• **What to work on**: Among the entries below, find the lines with "your" and copy them.

· · · ·

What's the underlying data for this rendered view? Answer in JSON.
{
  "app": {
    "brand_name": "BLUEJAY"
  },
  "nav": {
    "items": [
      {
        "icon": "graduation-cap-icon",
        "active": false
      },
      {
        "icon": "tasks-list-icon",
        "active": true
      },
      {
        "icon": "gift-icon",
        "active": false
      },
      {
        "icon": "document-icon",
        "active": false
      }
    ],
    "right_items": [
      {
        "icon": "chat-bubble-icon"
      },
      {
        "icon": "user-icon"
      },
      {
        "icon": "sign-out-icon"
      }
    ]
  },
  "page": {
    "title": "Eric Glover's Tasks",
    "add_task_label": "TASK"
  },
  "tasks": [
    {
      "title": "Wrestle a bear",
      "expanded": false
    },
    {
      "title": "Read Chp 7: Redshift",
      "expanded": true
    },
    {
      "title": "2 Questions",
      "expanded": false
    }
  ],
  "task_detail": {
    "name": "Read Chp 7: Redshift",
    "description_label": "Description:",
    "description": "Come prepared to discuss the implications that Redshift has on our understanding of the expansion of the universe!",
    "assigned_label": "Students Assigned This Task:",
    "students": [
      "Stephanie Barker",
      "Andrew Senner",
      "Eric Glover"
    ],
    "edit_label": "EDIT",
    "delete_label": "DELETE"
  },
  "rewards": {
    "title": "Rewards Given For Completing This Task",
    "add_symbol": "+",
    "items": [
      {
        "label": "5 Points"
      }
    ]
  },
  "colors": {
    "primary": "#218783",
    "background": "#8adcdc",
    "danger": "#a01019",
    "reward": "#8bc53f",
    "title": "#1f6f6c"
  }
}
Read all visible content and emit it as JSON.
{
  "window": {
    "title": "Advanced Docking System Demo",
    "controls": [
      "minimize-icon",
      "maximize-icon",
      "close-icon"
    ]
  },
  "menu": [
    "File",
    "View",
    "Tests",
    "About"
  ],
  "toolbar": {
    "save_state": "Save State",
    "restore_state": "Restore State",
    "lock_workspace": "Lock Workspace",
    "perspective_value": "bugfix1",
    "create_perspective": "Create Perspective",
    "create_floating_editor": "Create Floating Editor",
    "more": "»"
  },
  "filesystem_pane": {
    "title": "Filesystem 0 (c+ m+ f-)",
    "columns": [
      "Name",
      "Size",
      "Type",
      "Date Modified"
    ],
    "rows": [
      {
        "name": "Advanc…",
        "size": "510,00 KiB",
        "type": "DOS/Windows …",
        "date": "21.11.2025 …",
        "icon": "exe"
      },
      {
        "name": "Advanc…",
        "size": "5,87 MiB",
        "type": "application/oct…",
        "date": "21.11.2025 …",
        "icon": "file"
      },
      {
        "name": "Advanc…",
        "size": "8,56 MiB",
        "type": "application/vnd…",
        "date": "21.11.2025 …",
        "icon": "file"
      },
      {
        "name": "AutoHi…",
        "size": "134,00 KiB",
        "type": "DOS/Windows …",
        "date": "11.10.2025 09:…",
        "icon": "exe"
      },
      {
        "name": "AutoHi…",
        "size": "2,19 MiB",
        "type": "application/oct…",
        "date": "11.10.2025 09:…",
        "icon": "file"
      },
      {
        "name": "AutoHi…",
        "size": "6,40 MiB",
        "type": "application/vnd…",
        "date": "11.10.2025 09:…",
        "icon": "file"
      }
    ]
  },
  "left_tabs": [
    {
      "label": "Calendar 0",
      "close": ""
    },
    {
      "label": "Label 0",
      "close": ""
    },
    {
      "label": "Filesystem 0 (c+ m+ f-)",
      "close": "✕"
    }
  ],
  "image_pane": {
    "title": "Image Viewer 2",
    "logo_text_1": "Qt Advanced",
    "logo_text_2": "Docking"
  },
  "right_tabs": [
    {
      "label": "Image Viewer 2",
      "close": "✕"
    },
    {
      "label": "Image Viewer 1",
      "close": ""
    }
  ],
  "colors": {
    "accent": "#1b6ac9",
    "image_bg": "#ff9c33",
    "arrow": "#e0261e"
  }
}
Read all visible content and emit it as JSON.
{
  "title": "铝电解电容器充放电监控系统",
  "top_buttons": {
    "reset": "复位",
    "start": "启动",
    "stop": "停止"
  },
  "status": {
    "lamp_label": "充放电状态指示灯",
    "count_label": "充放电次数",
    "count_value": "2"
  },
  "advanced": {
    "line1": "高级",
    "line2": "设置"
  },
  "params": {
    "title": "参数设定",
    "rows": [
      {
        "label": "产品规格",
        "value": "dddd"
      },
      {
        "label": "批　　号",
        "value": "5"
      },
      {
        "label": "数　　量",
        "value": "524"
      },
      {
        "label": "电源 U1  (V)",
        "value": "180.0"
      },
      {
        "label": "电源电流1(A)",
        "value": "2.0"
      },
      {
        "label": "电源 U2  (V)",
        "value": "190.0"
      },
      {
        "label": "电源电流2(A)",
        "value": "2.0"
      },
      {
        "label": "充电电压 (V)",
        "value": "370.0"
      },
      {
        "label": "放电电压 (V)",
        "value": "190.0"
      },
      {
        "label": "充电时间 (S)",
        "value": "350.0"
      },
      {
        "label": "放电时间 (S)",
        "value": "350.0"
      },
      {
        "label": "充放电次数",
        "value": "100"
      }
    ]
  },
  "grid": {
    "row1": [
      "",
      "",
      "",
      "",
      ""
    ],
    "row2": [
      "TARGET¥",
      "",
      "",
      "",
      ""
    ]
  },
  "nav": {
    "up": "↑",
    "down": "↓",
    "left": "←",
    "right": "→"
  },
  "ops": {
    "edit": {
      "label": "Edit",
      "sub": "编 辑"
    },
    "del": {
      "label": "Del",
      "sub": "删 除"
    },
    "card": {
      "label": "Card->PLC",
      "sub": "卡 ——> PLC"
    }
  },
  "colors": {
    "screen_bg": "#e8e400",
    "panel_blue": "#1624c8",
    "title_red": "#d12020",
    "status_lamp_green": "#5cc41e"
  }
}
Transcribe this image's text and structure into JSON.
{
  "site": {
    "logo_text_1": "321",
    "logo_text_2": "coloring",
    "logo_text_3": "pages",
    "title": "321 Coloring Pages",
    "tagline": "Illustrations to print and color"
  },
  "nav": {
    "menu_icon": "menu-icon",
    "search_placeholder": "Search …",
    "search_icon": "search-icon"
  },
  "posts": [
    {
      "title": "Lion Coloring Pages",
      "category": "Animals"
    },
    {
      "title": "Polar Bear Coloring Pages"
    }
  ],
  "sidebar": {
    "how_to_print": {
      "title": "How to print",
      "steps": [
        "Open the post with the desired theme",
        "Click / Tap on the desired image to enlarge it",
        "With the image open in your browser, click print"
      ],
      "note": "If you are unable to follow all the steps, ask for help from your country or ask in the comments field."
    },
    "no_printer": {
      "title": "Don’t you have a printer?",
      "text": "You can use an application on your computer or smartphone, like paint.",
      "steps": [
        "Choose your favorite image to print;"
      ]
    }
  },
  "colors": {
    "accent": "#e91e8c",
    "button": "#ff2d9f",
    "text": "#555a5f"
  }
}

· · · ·

• **Answer to the exercise**:
        "With the image open in your browser, click print"
      "note": "If you are unable to follow all the steps, ask for help from your country or ask in the comments field."
      "text": "You can use an application on your computer or smartphone, like paint.",
        "Choose your favorite image to print;"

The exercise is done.